* _EXERCISE REQUIREMENTS_
Which of the lines in the data mention the string "花境组合"? List them all.

Content starts

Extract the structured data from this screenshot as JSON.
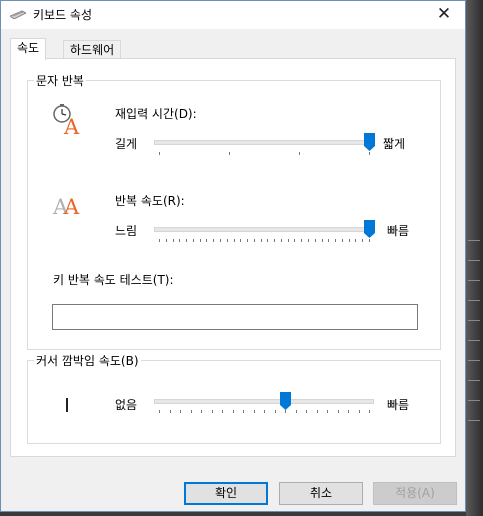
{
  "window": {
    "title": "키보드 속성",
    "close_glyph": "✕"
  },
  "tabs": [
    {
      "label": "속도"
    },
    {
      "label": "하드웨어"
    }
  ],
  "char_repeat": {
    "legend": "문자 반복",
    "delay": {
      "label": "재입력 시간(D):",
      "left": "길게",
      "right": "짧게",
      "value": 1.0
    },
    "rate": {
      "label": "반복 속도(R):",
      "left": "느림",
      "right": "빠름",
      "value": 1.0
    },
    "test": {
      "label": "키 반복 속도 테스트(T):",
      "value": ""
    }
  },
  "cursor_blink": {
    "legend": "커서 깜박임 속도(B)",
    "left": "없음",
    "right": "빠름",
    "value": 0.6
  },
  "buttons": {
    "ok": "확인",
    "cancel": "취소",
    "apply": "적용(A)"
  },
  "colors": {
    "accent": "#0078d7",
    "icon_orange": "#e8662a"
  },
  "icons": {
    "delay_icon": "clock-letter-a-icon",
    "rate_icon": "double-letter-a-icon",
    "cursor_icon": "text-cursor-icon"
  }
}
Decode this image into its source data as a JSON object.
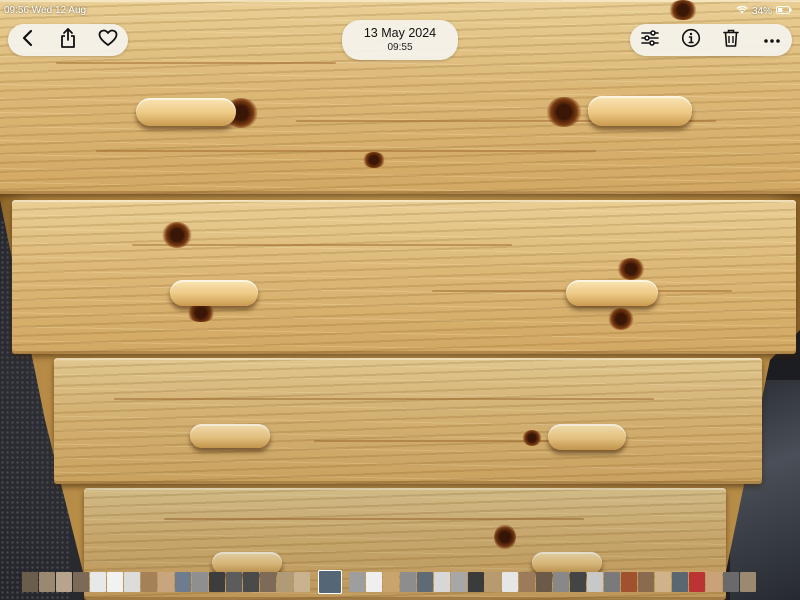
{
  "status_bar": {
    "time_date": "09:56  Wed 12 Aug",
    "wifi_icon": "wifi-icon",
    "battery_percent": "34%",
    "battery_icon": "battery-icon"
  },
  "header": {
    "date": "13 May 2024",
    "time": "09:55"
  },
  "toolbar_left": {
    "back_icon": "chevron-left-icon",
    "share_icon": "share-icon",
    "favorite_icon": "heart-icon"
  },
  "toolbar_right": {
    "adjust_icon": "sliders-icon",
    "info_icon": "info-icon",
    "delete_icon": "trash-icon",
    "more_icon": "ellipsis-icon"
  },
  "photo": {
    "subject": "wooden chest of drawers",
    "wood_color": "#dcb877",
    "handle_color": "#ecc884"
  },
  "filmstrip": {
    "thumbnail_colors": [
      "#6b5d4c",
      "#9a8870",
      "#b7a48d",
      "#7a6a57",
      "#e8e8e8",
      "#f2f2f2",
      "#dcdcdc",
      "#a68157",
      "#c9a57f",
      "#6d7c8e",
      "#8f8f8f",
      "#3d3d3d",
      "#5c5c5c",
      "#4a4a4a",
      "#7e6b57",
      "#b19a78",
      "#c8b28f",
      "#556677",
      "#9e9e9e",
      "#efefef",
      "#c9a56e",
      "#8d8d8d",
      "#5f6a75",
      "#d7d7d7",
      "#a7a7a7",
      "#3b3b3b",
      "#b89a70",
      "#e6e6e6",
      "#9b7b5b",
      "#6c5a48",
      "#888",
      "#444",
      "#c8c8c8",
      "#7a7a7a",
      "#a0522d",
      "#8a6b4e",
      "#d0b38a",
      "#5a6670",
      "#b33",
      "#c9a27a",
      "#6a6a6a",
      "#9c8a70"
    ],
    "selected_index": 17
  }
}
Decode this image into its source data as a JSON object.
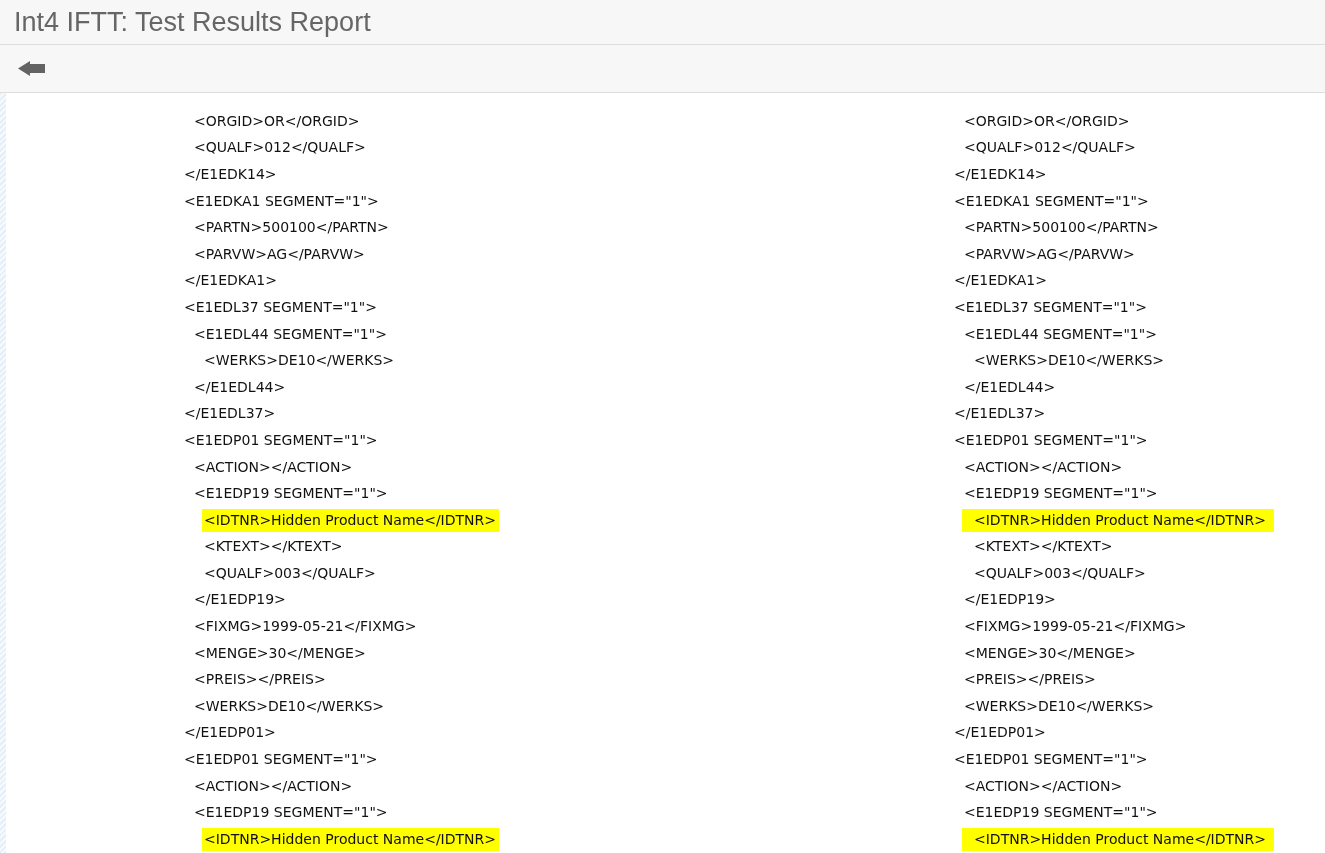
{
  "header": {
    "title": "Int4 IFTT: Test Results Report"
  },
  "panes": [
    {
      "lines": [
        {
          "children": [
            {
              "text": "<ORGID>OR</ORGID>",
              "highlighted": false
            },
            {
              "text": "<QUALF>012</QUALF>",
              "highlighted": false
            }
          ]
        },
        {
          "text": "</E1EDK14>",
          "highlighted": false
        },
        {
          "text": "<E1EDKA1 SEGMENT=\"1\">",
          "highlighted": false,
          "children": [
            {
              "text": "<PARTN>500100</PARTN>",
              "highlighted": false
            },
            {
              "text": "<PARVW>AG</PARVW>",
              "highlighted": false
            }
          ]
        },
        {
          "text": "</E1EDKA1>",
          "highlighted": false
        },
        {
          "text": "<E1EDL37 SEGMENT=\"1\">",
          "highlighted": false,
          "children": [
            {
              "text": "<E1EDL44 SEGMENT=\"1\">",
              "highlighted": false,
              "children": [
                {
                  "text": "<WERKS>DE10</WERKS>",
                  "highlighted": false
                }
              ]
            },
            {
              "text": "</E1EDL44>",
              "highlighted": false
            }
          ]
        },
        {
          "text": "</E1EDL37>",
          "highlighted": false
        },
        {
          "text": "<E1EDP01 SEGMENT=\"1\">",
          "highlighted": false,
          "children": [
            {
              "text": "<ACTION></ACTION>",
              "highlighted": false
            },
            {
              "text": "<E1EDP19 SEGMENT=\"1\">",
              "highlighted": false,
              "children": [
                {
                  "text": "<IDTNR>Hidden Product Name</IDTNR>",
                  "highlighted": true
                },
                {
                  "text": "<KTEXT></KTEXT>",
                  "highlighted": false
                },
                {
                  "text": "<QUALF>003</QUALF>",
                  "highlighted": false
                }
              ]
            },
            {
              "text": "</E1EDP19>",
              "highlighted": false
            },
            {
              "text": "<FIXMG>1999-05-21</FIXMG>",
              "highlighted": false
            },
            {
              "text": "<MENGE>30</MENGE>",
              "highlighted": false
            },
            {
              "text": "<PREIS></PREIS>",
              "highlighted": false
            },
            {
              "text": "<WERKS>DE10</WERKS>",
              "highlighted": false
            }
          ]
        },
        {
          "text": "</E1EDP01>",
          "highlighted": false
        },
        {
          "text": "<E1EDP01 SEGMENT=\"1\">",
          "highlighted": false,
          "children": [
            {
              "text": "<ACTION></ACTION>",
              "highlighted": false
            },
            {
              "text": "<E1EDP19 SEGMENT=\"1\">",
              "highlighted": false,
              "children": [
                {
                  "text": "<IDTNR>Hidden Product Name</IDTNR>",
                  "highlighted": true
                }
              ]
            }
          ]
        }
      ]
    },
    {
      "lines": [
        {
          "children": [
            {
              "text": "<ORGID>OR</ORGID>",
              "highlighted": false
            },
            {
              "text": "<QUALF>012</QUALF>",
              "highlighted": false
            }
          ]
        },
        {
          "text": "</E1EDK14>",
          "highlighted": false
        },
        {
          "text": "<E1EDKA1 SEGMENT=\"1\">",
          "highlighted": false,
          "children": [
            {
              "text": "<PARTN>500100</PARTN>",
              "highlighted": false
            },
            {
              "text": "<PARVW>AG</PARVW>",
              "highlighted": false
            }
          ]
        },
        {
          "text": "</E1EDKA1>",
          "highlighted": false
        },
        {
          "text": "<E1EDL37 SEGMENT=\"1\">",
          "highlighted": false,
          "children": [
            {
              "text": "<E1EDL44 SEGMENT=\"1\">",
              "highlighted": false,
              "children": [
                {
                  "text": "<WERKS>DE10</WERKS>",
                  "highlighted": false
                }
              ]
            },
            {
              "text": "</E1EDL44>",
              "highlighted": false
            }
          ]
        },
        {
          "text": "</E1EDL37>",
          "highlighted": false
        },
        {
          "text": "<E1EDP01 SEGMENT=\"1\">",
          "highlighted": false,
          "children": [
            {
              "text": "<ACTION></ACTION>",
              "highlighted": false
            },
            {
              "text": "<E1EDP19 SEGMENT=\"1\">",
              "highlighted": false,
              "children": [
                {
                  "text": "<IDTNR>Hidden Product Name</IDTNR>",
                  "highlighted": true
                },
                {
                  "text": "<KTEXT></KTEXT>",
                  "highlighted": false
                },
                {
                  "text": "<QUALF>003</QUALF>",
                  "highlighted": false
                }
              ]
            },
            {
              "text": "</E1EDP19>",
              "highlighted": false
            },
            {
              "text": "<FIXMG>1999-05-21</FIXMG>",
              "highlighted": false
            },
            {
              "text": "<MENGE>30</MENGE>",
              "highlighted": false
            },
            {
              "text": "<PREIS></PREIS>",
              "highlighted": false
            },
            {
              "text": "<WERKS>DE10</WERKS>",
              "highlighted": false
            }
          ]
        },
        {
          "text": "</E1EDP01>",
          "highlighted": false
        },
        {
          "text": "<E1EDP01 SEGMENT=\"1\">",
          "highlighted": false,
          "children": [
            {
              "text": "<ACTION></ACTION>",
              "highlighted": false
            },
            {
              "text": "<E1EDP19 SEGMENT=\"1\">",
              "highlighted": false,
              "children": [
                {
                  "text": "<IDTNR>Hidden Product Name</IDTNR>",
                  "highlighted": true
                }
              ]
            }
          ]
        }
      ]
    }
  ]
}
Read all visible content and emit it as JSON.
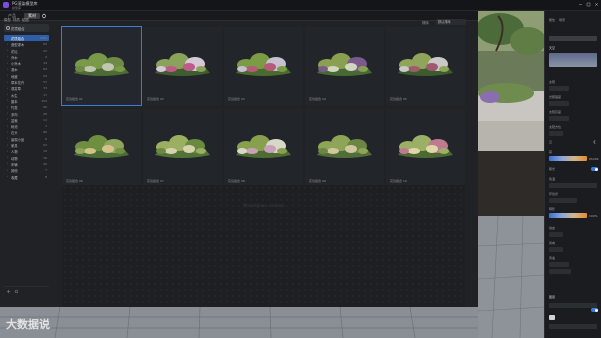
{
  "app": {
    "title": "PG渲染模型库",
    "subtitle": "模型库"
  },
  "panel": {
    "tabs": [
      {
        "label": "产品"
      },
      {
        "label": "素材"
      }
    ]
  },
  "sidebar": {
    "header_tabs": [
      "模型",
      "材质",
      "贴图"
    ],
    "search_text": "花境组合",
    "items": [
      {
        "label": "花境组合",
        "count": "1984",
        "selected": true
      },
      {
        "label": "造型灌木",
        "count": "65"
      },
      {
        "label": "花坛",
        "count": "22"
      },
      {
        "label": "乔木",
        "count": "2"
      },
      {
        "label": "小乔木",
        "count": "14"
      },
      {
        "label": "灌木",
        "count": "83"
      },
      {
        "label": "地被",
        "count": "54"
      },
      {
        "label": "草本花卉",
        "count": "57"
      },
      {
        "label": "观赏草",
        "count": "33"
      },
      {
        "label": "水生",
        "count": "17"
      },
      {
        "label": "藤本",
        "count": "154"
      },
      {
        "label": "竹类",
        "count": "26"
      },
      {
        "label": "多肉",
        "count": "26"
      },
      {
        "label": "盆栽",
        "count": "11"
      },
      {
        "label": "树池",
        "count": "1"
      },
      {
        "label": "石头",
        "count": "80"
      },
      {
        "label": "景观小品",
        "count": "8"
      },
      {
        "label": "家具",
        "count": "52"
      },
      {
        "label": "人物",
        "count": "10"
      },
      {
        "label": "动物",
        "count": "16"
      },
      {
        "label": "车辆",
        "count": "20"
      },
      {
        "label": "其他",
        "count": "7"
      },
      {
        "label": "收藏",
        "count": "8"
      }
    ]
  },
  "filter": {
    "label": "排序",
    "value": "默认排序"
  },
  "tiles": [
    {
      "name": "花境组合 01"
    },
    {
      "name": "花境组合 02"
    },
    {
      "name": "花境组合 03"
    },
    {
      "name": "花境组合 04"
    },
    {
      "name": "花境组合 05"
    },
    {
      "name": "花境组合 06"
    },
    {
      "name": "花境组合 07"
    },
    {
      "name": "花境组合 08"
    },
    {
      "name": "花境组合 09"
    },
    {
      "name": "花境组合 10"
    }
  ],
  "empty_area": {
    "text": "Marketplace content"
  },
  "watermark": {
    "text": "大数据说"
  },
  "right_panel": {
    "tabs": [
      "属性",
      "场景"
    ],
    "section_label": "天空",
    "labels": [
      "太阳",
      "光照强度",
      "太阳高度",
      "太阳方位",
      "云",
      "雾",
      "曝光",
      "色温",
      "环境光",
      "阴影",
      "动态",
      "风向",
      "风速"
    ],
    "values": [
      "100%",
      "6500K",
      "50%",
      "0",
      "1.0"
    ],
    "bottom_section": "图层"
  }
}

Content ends

* _TASK RESULT_
    "search_text": "花境组合",
        "label": "花境组合",
      "name": "花境组合 01"
      "name": "花境组合 02"
      "name": "花境组合 03"
      "name": "花境组合 04"
      "name": "花境组合 05"
      "name": "花境组合 06"
      "name": "花境组合 07"
      "name": "花境组合 08"
      "name": "花境组合 09"
      "name": "花境组合 10"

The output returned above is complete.